Scores Rising in the Capital; District's Charter Schools Show Significant Test Gains

Article excerpt


Preliminary data compiled by the D.C. Office of the State Superintendent of Education show that the test scores of students in D.C. public-charter middle and high schools increased significantly in the last academic year. Student proficiency in math increased 9 percent, and reading proficiency rose 7 percent. This compares to increases in math proficiency of 4 percent and reading proficiency of 2 percent in the city-run middle and high schools.

Overall, math proficiency among secondary-school students in the District's public charter schools is 57 percent (compared with 40 percent in the noncharter public schools) and for reading 53 percent (41 percent in the city-run schools).

At the elementary school level, the charter schools' gains were more modest than those of the city-run public schools, overseen by Chancellor Michelle A. Rhee, who was appointed two years ago by Mayor Adrian M. Fenty.

Students at city-run public schools increased their reading proficiency 4 points and their math proficiency 8 points to reach 49 percent in both. Charter elementary schools' reading proficiency increased 1 percent in math and one-half of a percent in reading to reach 42 percent in math and 43 percent in reading. This reverses last year's results when charter elementary schools were slightly ahead of the city-run schools in student proficiency.

Charter advocates highlighted the strong increases in proficiency at the secondary level.

The significant gains of D.C. public-charter middle and high school students indicates that the longer children stay in public charter schools, the better they do, said Robert Cane, executive director of Friends of Choice in Urban Schools.
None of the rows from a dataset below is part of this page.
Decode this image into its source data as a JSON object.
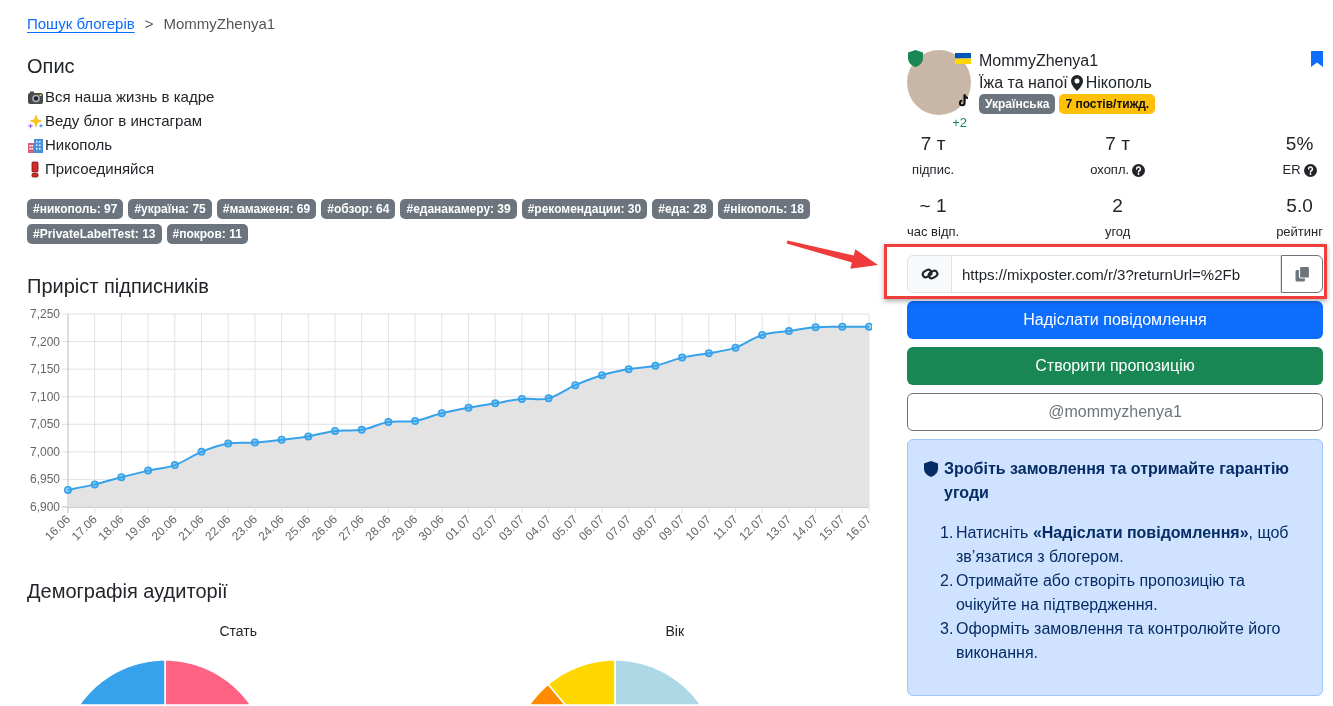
{
  "breadcrumb": {
    "separator": ">",
    "items": [
      {
        "label": "Пошук блогерів",
        "kind": "link"
      },
      {
        "label": "MommyZhenya1",
        "kind": "current"
      }
    ]
  },
  "description": {
    "title": "Опис",
    "lines": [
      "Вся наша жизнь в кадре",
      "Веду блог в инстаграм",
      "Никополь",
      "Присоединяйся"
    ],
    "tags": [
      "#никополь: 97",
      "#україна: 75",
      "#мамаженя: 69",
      "#обзор: 64",
      "#еданакамеру: 39",
      "#рекомендации: 30",
      "#еда: 28",
      "#нікополь: 18",
      "#PrivateLabelTest: 13",
      "#покров: 11"
    ]
  },
  "growth": {
    "title": "Приріст підписників",
    "chart_data": {
      "type": "area",
      "grid": true,
      "categories": [
        "16.06",
        "17.06",
        "18.06",
        "19.06",
        "20.06",
        "21.06",
        "22.06",
        "23.06",
        "24.06",
        "25.06",
        "26.06",
        "27.06",
        "28.06",
        "29.06",
        "30.06",
        "01.07",
        "02.07",
        "03.07",
        "04.07",
        "05.07",
        "06.07",
        "07.07",
        "08.07",
        "09.07",
        "10.07",
        "11.07",
        "12.07",
        "13.07",
        "14.07",
        "15.07",
        "16.07"
      ],
      "series": [
        {
          "color": "#36a2eb",
          "values": [
            6931,
            6941,
            6954,
            6966,
            6976,
            7000,
            7015,
            7017,
            7022,
            7028,
            7038,
            7040,
            7054,
            7056,
            7070,
            7080,
            7088,
            7096,
            7097,
            7121,
            7139,
            7150,
            7156,
            7171,
            7179,
            7189,
            7212,
            7219,
            7226,
            7227,
            7227
          ]
        }
      ],
      "ylim": [
        6900,
        7250
      ],
      "yticks": [
        {
          "value": 6900,
          "label": "6,900"
        },
        {
          "value": 6950,
          "label": "6,950"
        },
        {
          "value": 7000,
          "label": "7,000"
        },
        {
          "value": 7050,
          "label": "7,050"
        },
        {
          "value": 7100,
          "label": "7,100"
        },
        {
          "value": 7150,
          "label": "7,150"
        },
        {
          "value": 7200,
          "label": "7,200"
        },
        {
          "value": 7250,
          "label": "7,250"
        }
      ]
    }
  },
  "demographics": {
    "title": "Демографія аудиторії",
    "charts": [
      {
        "title": "Стать"
      },
      {
        "title": "Вік"
      }
    ]
  },
  "profile": {
    "name": "MommyZhenya1",
    "verified": true,
    "bookmarked": true,
    "extra_count": "+2",
    "category": "Їжа та напої",
    "city": "Нікополь",
    "badges": [
      {
        "label": "Українська",
        "color": "#6c757d"
      },
      {
        "label": "7 постів/тижд.",
        "color": "#ffc107"
      }
    ],
    "stats": [
      {
        "value": "7 т",
        "label": "підпис.",
        "help": false
      },
      {
        "value": "7 т",
        "label": "охопл.",
        "help": true
      },
      {
        "value": "5%",
        "label": "ER",
        "help": true
      },
      {
        "value": "~ 1",
        "label": "час відп.",
        "help": false
      },
      {
        "value": "2",
        "label": "угод",
        "help": false
      },
      {
        "value": "5.0",
        "label": "рейтинг",
        "help": false
      }
    ]
  },
  "link_field": {
    "value": "https://mixposter.com/r/3?returnUrl=%2Fb",
    "highlighted": true
  },
  "buttons": [
    {
      "label": "Надіслати повідомлення",
      "kind": "primary"
    },
    {
      "label": "Створити пропозицію",
      "kind": "success"
    },
    {
      "label": "@mommyzhenya1",
      "kind": "outline"
    }
  ],
  "guarantee": {
    "title": "Зробіть замовлення та отримайте гарантію угоди",
    "steps": [
      {
        "number": "1.",
        "text": "Натисніть **«Надіслати повідомлення»**, щоб зв’язатися з блогером."
      },
      {
        "number": "2.",
        "text": "Отримайте або створіть пропозицію та очікуйте на підтвердження."
      },
      {
        "number": "3.",
        "text": "Оформіть замовлення та контролюйте його виконання."
      }
    ]
  }
}
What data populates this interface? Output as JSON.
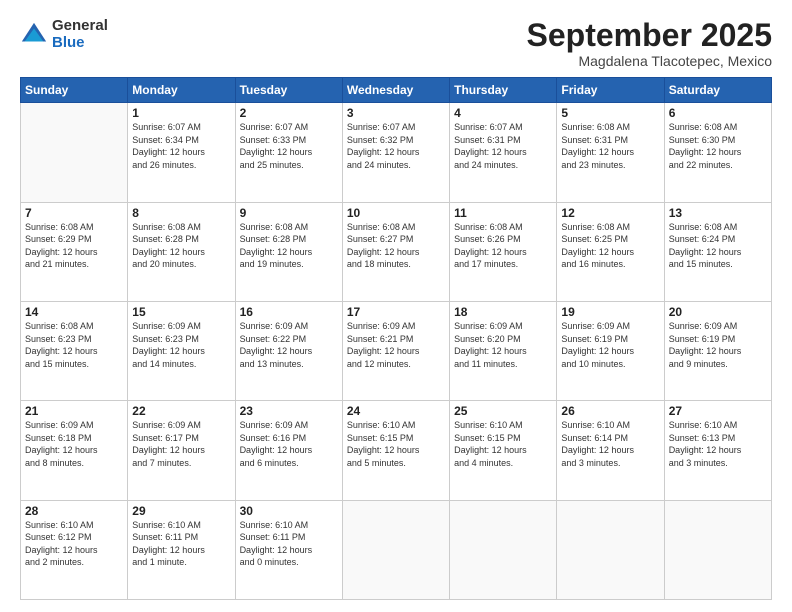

This result underscored findings from a recent Stanford University study, Mr. Cane said.

Addressing the charter elementary school results, charter advocates pointed out the somewhat different demographics of the District's public charter schools compared to their city-run counterparts.

Charters are concentrated in underserved District communities, and the vast majority are located in high-poverty neighborhoods, said Mr. Cane. Many city-run elementary schools are in the District's high-income Ward 3, but no charters are located there.

The D.C. Public Charter School Board, the charters' regulatory body, was impressed with the improvement in secondary school test scores. …